After two decades of increasing inequality and wage stagnation throughout the Canadian economy, low-income workers and their representatives in government are beginning to fight back. Ontario NDP MPP Cheri DiNovo and federal NDP MP Peggy Nash have recently introduced private member’s bills raising the minimum wage to $10 an hour.
This comes at a time when Liberal and Conservative MPPs in Ontario recently voted themselves a 25% pay increase. Compare this to minimum wage workers, who in real dollars receive about 20% less than they did thirty years ago, according to Statistics Canada.
Or compare it to the average top CEO in Canada, who earned as much by the afternoon of January 2, 2007 as a full-time minimum wage worker will make in the entire year. In the United States, the story is similar – if the minimum wage had risen at the same rate as CEO compensation since 1990, it would now stand at $23.03 an hour, according to the Institute for Policy Studies.
While federal minimum rates were abolished in 1996 by the Liberal Government of Jean Chretien, the minimum wage in places like Ontario is now $8 an hour ($7.50 for workers under 18), and hadn’t been raised at all during the eight years of Conservative rule from 1995 to 2003, further losing its value to inflation.

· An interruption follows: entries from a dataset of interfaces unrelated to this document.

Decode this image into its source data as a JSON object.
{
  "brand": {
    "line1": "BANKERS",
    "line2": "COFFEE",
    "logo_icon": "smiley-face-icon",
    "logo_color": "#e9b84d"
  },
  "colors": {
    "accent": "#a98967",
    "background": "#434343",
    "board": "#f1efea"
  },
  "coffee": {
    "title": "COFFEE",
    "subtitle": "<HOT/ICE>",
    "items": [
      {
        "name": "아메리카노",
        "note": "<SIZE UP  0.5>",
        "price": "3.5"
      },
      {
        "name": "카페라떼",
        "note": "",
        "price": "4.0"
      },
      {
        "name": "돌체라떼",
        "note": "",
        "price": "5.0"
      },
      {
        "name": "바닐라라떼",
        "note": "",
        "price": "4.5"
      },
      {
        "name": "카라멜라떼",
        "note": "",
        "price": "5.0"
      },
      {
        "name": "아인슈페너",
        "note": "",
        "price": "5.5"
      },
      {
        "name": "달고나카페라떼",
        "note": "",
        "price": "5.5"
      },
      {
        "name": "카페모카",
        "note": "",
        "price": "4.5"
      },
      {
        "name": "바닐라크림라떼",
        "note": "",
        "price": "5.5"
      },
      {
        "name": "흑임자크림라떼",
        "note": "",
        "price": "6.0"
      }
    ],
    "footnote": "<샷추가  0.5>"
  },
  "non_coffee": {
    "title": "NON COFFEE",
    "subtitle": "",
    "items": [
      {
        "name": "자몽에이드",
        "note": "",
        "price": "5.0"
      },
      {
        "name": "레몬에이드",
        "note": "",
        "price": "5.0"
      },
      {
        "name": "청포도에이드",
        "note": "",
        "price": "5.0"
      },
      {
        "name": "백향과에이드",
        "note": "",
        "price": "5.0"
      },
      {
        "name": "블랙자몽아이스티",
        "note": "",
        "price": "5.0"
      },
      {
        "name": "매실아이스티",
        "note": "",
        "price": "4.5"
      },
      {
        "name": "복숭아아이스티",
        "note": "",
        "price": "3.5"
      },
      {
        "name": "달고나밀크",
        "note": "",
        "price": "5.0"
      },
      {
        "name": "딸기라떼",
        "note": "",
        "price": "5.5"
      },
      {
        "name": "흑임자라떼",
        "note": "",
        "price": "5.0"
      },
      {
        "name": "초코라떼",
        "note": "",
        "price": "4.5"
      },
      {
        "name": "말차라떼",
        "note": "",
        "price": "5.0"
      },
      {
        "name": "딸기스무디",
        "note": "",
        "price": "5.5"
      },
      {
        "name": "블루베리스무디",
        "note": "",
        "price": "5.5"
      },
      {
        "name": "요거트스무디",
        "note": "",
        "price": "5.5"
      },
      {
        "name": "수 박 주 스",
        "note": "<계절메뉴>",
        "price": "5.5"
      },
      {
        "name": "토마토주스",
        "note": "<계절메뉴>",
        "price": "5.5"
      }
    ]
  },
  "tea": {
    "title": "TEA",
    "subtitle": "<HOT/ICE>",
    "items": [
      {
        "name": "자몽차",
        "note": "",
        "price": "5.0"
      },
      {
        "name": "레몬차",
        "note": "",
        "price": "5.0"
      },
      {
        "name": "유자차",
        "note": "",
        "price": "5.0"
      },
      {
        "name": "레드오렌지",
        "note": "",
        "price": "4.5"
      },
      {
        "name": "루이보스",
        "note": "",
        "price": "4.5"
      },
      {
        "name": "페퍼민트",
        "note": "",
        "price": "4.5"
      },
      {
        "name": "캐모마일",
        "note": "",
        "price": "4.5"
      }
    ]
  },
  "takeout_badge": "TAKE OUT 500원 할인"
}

For those who work full-time, this means $16,640 a year, an income well below the poverty line. Just to match this, a full-time worker in Canada would have to make – you guessed it – $10 an hour. Those who make under this rate constitute 24% of the workforce throughout the country and a total of 1.2 million workers in Ontario.
Big Business dislikes the idea of paying a higher minimum wage. Relying on outdated, theoretical labour market models, some economists believe that it will only force employers to hire less, thus hurting the very people it is supposed to help.
But others have shown that an increase in the minimum wage has a minimal, or even a positive effect, on employment. Labour economist Hugh Mackenzie notes: “The impact of minimum increases is generally so small relative to that of other changes in the economy that no impact is evident comparing before-after employment levels.”
In fact, a major 2004 study done by the Fiscal Policy Institute based in New York analyzed the impact of increases in the minimum wages in certain U.S. states over the past ten years. As their final report said, “Total employment in the higher minimum wage states increased by 6.2 percent from January 1998 to January 2004, 50 percent greater than the combined job growth of 4.1 percent for the other states where the (lower) federal minimum wage prevailed.”
This is mainly because businesses don’t create jobs when wages are lower. They create jobs when they have customers at their front door, and it is easier to do this when modest-income and working class consumers have more money in their pocket to spend.
One might humbly ask why the business community, who support polices like zero inflation, public sector cutbacks, and free trade (which continues to export thousands of manufacturing jobs overseas every year), all of a sudden seem so concerned about the plight of the unemployed?
This poses a related question: why are minimum wage workers the only people on the planet who create unemployment when their wages increase? By this logic, shouldn’t employers have to hire less when anyone gets a pay raise, like when the incomes of corporate managers and executives skyrocket, as they have been for the past twenty years?
The free market seems to do a good enough job at creating unemployment on its own. It doesn’t need any help from the government, whose economic policy makers at the Department of Finance and at the Bank of Canada insist on a certain level of unemployment around the 6-8% mark anyway, supposedly to keep inflation in check and real investment returns healthy.
Neo-conservative theories on the minimum wage make two seriously erroneous assumptions: 1 – that vulnerable, small businesses disproportionately bear the burden of higher wages (they don’t. 71% of minimum wage earners work in medium or large businesses); and 2 – that most employers themselves are living in squalor and on the verge of bankruptcy (they aren’t. Business profits as a share of the overall economy are the highest they’ve ever been since the Canadian government began recording this statistic).
Another misconception about minimum wage workers is that a large majority of them are teens, and therefore raising the rates wouldn’t have much effect on poverty. Although is it true that one third of minimum wage workers are students living at home, 61% of minimum wage workers are over the age of eighteen, and 27% over the age of 25, according to Statistics Canada. And even if every minimum wage worker were between the ages of 16 and 21, since when were tuition fees low, car insurance for young people affordable, and rent in places like Toronto cheap?
In fact, economists of both the Left and the Right know that a higher minimum wage puts upward pressure on low wages generally, which would benefit modest income Canadians, many of whom are raising entire families on such income.
Yet we’re not supposed to know this. We are supposed to accept the excuses of the same neo-conservative economists who promised us that free trade would protect Canadian industries and close the productivity gap between ourselves and the Americans, that high interest rates wouldn’t lead to greater levels of unemployment and public sector debt, that the privatization and deregulation of Ontario Hydro wouldn’t lead to higher electricity rates, and that years of billion-dollar cutbacks wouldn’t hurt the poor or weaken social programs.
I rest my case.